#### Given data

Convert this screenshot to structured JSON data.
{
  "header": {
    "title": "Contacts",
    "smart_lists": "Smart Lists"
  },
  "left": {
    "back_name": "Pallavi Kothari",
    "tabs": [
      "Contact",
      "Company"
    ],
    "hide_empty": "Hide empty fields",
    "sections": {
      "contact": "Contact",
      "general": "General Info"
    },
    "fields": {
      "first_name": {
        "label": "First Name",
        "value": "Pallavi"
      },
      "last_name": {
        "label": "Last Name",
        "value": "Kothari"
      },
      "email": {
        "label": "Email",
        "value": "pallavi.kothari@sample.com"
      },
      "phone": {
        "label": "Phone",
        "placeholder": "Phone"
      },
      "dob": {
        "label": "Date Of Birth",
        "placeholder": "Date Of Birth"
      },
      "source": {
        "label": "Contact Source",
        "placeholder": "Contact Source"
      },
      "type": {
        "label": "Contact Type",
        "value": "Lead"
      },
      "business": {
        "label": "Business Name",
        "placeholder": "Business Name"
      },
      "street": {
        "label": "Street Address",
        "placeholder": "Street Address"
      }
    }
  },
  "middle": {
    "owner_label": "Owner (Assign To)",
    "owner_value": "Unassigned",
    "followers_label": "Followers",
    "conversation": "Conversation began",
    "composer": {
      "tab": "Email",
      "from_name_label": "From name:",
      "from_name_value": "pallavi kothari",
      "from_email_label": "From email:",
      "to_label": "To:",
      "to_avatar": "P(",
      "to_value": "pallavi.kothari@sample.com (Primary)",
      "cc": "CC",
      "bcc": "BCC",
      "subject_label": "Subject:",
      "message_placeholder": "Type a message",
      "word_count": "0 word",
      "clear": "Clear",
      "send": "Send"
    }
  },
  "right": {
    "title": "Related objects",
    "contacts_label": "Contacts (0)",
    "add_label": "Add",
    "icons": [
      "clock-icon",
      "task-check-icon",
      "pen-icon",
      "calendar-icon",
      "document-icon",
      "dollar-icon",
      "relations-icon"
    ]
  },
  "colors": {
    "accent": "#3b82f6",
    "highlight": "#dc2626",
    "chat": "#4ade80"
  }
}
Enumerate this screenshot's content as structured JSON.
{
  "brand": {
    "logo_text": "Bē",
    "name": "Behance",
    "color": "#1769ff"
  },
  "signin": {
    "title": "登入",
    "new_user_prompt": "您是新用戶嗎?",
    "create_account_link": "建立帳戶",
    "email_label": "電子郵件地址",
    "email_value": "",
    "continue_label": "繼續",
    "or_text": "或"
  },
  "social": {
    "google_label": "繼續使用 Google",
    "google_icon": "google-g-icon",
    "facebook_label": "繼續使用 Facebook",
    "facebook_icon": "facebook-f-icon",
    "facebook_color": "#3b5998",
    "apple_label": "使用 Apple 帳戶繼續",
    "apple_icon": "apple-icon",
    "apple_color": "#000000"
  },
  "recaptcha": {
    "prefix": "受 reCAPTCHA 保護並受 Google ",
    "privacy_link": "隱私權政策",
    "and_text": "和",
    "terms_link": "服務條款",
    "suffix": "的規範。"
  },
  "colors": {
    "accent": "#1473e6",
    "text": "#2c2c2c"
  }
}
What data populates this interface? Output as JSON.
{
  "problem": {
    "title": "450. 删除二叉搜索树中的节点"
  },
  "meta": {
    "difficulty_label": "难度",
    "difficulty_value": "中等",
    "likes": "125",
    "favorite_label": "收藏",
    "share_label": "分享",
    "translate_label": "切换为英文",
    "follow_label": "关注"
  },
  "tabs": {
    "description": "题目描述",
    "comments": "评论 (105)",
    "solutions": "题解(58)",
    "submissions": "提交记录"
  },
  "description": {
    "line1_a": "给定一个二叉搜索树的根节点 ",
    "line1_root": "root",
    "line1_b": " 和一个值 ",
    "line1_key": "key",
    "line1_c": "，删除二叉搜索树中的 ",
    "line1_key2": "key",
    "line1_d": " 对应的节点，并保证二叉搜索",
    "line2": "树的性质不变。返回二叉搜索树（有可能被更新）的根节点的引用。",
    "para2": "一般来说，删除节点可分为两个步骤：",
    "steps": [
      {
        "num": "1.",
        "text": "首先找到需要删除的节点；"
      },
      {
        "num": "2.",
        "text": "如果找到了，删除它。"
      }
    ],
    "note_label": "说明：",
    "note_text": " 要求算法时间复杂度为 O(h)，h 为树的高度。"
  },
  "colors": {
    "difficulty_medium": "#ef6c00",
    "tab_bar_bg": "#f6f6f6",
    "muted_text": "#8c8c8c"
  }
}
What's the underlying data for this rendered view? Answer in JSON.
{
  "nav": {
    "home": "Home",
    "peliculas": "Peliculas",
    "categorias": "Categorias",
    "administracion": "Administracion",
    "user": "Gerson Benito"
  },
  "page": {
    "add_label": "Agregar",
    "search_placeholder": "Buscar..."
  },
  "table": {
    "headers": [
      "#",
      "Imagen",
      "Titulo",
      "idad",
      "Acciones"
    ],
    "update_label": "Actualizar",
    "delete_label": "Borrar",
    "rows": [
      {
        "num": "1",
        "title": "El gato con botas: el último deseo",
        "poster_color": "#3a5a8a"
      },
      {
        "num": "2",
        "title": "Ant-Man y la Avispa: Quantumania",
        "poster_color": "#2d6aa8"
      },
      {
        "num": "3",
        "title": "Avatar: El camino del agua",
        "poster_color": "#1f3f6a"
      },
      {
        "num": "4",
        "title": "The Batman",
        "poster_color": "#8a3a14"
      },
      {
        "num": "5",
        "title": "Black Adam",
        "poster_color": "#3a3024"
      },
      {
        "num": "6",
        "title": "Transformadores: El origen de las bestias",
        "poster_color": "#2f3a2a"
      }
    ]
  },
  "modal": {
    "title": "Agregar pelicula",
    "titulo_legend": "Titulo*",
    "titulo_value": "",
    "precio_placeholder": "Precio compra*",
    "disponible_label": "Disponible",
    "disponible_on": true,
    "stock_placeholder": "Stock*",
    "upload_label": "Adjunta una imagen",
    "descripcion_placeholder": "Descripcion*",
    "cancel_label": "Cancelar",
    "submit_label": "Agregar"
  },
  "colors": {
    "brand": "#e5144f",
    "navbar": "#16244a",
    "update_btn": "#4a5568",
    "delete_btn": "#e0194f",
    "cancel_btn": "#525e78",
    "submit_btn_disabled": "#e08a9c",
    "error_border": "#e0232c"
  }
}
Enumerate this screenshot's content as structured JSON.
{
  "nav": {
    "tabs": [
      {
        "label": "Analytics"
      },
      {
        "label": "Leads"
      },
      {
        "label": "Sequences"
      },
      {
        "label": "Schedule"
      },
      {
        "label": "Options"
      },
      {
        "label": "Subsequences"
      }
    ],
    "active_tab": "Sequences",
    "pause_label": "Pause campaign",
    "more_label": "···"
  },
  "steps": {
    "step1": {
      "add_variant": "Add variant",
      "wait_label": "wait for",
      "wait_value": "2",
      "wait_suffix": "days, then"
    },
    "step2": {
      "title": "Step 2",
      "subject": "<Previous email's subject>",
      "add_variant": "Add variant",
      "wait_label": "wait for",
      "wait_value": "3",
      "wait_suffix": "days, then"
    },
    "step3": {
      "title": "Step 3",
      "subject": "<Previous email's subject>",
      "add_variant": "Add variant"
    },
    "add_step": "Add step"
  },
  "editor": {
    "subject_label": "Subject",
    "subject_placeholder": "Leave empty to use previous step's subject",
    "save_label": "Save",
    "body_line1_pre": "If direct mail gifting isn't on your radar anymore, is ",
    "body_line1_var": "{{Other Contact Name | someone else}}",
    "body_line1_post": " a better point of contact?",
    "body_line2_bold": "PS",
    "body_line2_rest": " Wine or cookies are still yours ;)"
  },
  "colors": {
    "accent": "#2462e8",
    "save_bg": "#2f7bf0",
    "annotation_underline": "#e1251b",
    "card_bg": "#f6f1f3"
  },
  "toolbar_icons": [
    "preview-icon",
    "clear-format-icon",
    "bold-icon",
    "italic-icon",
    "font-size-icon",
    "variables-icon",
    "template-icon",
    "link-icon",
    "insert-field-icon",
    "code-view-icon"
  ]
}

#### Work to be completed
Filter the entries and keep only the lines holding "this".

#### Output below
Convert this screenshot to structured JSON data.
Enumerate this screenshot's content as structured JSON.
What data populates this interface? Output as JSON.
What's the underlying data for this rendered view? Answer in JSON.
Enumerate this screenshot's content as structured JSON.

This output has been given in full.